Extracted material:
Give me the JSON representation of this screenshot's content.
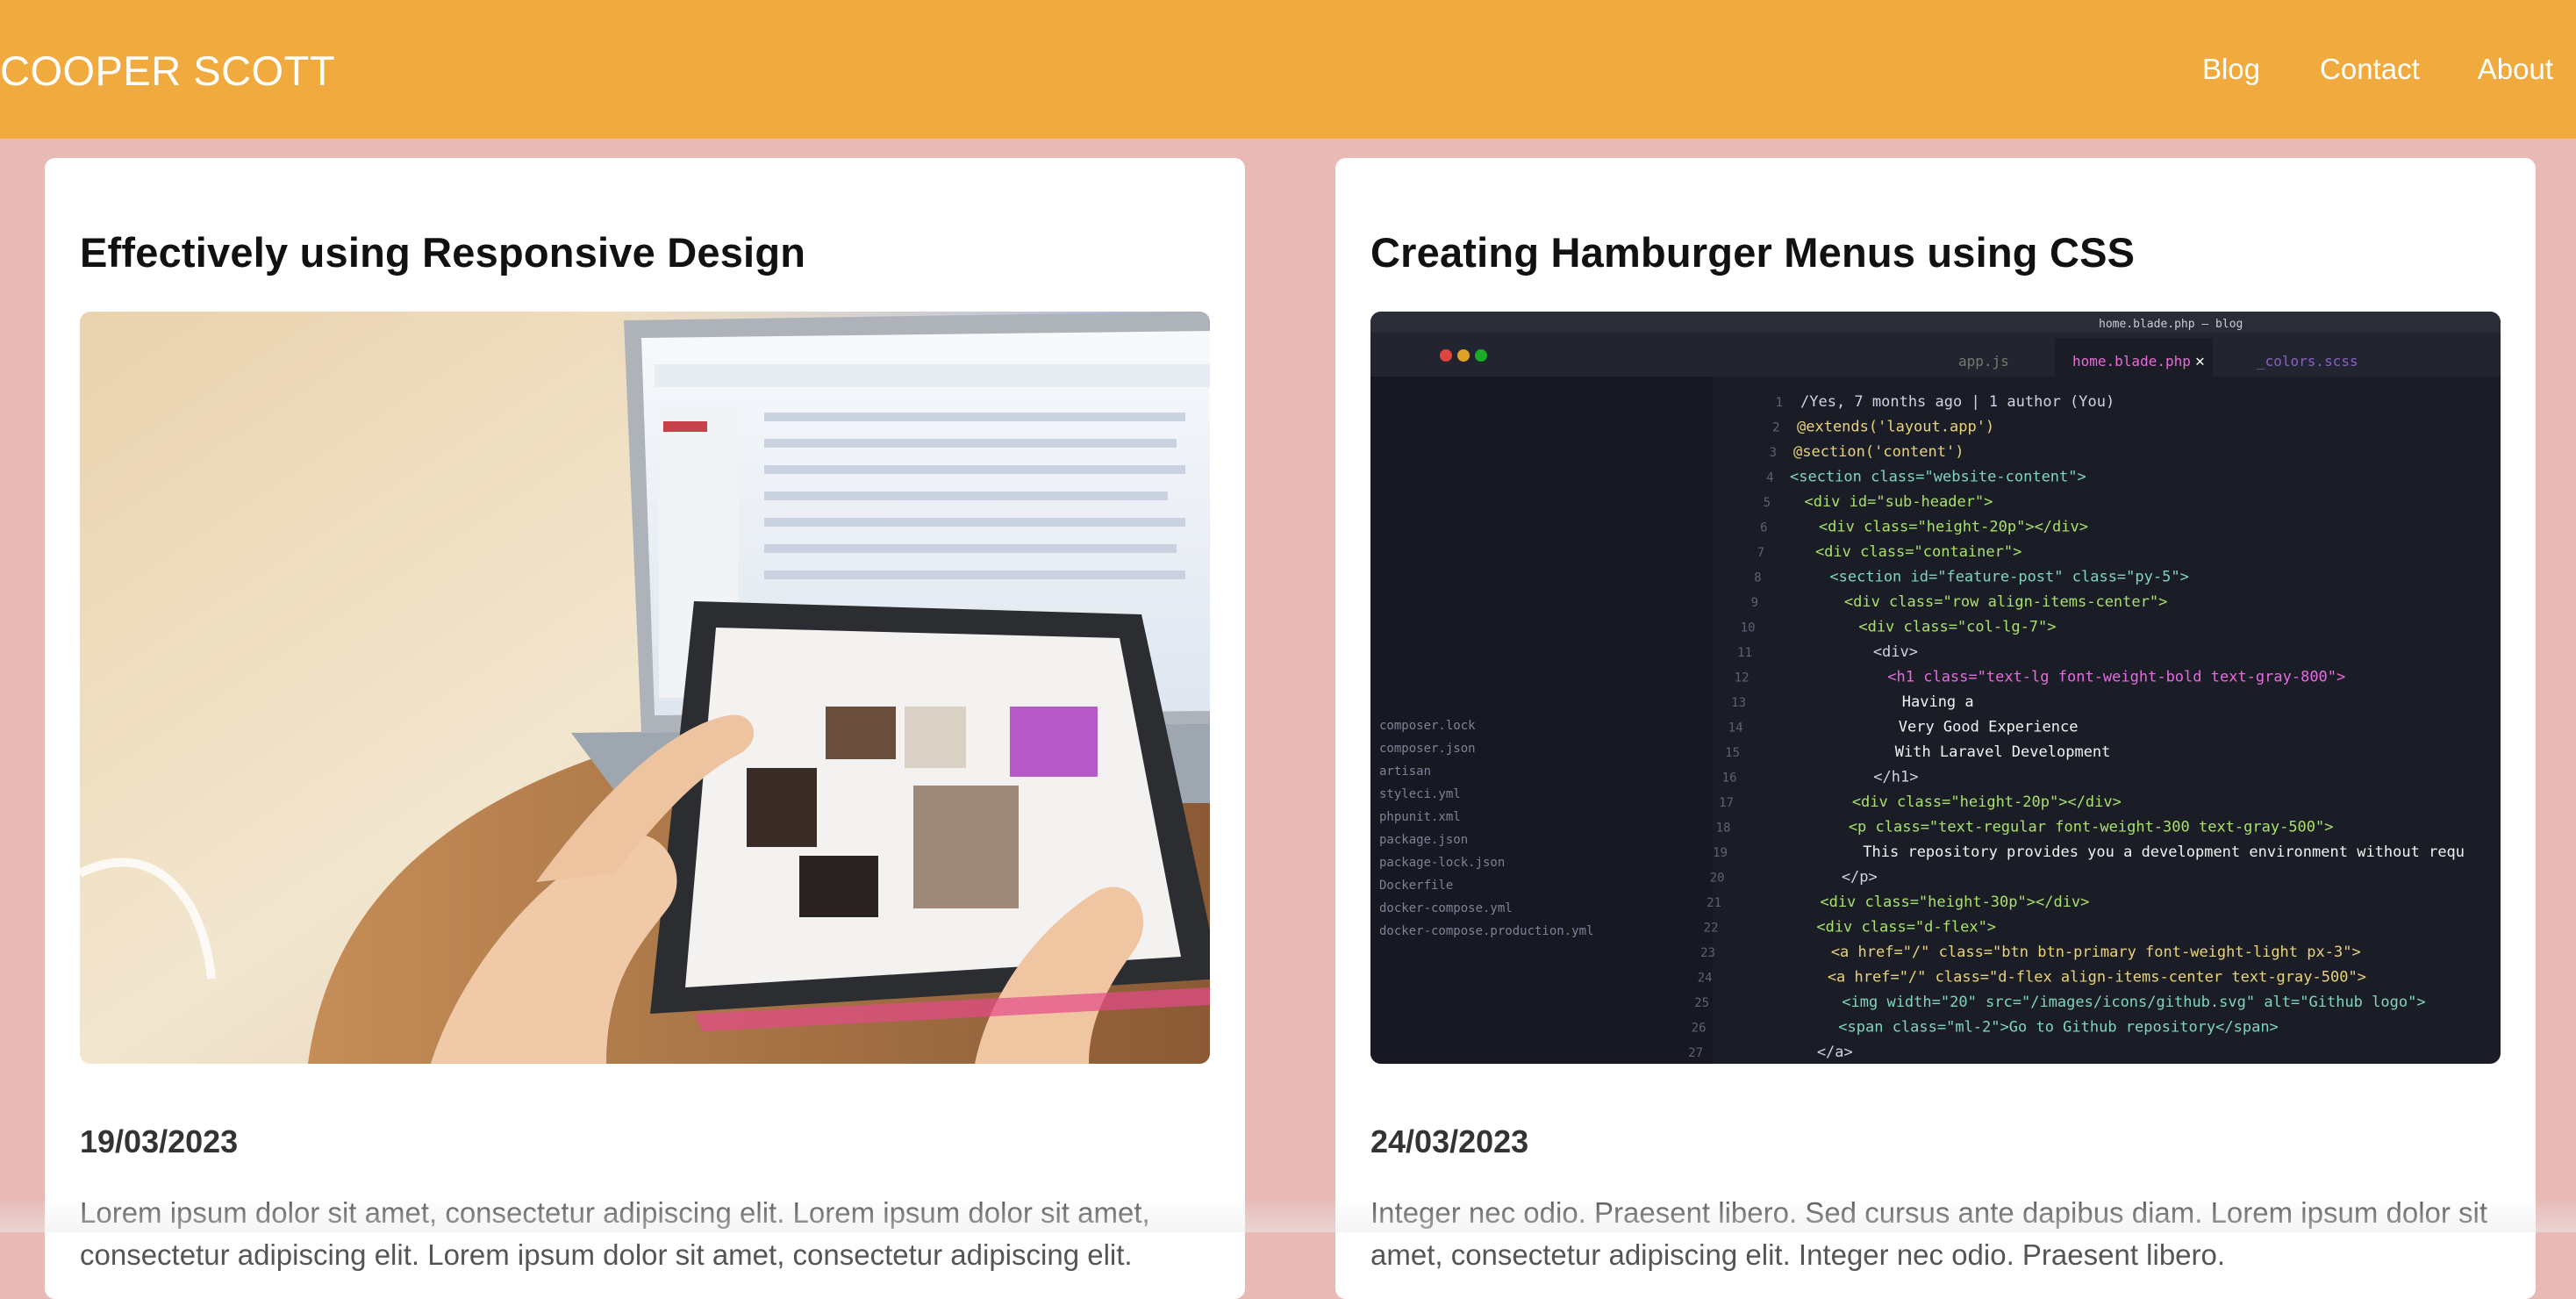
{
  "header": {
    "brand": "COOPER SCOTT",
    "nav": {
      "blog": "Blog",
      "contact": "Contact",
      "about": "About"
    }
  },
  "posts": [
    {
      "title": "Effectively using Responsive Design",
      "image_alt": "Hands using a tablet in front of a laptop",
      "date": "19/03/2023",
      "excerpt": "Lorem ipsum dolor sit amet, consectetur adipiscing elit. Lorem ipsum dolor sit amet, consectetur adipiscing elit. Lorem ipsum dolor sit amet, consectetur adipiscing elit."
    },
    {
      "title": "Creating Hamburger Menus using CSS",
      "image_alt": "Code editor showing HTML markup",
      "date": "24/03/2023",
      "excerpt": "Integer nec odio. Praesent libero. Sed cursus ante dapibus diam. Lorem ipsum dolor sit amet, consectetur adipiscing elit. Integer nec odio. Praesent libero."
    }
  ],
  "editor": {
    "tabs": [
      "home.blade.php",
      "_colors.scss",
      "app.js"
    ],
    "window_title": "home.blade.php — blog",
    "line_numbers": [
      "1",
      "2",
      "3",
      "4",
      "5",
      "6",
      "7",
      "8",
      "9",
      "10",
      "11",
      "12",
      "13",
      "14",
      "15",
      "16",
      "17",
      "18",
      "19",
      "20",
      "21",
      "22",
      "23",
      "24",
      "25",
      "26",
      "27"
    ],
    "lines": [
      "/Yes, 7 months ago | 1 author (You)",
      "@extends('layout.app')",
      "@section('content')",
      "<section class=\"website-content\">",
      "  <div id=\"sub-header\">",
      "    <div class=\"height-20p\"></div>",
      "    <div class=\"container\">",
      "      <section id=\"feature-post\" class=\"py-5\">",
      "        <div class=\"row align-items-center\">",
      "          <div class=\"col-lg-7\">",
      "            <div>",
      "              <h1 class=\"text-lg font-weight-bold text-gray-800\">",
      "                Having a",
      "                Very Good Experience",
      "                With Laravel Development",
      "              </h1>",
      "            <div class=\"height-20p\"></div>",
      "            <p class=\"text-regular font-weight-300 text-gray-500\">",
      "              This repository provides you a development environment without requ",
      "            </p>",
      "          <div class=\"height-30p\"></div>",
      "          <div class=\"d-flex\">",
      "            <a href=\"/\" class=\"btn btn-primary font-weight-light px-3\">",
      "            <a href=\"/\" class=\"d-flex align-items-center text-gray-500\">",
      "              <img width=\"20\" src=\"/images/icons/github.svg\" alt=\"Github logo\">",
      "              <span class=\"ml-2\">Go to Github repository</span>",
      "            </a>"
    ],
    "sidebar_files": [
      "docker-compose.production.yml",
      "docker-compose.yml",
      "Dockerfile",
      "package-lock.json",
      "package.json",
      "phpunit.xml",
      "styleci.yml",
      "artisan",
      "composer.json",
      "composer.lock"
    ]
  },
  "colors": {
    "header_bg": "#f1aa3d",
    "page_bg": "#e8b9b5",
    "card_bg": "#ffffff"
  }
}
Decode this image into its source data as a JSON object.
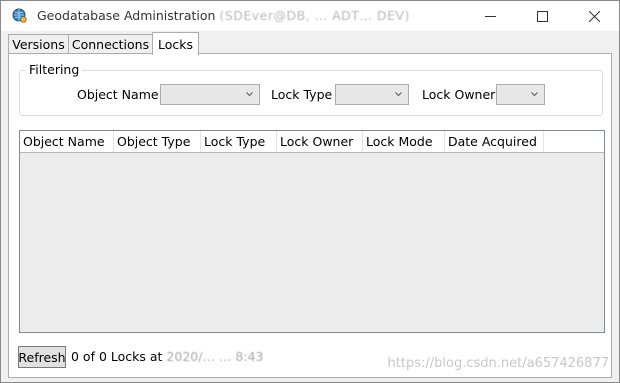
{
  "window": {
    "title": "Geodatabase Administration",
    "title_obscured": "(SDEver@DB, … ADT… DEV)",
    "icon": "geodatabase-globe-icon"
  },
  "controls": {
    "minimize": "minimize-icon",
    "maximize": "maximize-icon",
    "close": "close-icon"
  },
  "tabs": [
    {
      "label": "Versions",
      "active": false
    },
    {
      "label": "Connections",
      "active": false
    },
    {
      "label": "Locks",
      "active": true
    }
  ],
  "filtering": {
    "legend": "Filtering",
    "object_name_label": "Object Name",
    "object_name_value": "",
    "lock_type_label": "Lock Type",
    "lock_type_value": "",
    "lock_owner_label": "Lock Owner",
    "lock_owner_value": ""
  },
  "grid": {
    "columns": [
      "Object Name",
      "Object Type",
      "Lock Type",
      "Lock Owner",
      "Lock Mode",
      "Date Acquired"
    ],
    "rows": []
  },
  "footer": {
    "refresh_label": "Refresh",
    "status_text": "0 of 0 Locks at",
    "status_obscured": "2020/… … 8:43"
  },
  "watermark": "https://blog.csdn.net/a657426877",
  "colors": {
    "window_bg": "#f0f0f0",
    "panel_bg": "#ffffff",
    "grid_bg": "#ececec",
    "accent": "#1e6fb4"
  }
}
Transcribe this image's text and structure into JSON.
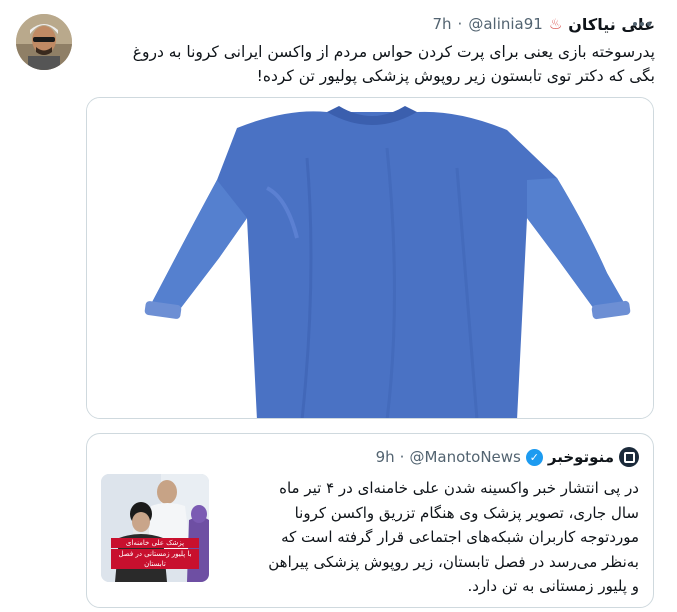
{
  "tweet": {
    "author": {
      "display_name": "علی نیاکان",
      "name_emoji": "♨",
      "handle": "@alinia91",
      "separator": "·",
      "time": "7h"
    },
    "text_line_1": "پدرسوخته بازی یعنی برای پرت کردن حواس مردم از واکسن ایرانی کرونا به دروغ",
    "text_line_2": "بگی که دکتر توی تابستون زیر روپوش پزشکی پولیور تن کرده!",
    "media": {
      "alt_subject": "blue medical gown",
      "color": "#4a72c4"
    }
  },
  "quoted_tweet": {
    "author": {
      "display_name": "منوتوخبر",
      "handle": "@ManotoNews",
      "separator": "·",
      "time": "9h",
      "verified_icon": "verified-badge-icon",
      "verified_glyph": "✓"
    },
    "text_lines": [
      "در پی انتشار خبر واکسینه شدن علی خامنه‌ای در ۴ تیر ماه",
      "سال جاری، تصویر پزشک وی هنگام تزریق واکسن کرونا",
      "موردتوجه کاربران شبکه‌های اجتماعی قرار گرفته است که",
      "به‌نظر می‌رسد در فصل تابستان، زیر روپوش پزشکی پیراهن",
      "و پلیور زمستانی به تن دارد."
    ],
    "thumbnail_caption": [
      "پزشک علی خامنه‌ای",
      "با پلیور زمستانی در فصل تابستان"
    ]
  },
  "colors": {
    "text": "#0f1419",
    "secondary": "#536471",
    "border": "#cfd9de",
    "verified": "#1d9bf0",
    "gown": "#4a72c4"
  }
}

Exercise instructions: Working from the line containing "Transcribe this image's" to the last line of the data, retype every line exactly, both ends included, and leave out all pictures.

Solution for this task:
Transcribe this image's text and structure into JSON.
{
  "tweet": {
    "author": {
      "display_name": "علی نیاکان",
      "name_emoji": "♨",
      "handle": "@alinia91",
      "separator": "·",
      "time": "7h"
    },
    "text_line_1": "پدرسوخته بازی یعنی برای پرت کردن حواس مردم از واکسن ایرانی کرونا به دروغ",
    "text_line_2": "بگی که دکتر توی تابستون زیر روپوش پزشکی پولیور تن کرده!",
    "media": {
      "alt_subject": "blue medical gown",
      "color": "#4a72c4"
    }
  },
  "quoted_tweet": {
    "author": {
      "display_name": "منوتوخبر",
      "handle": "@ManotoNews",
      "separator": "·",
      "time": "9h",
      "verified_icon": "verified-badge-icon",
      "verified_glyph": "✓"
    },
    "text_lines": [
      "در پی انتشار خبر واکسینه شدن علی خامنه‌ای در ۴ تیر ماه",
      "سال جاری، تصویر پزشک وی هنگام تزریق واکسن کرونا",
      "موردتوجه کاربران شبکه‌های اجتماعی قرار گرفته است که",
      "به‌نظر می‌رسد در فصل تابستان، زیر روپوش پزشکی پیراهن",
      "و پلیور زمستانی به تن دارد."
    ],
    "thumbnail_caption": [
      "پزشک علی خامنه‌ای",
      "با پلیور زمستانی در فصل تابستان"
    ]
  },
  "colors": {
    "text": "#0f1419",
    "secondary": "#536471",
    "border": "#cfd9de",
    "verified": "#1d9bf0",
    "gown": "#4a72c4"
  }
}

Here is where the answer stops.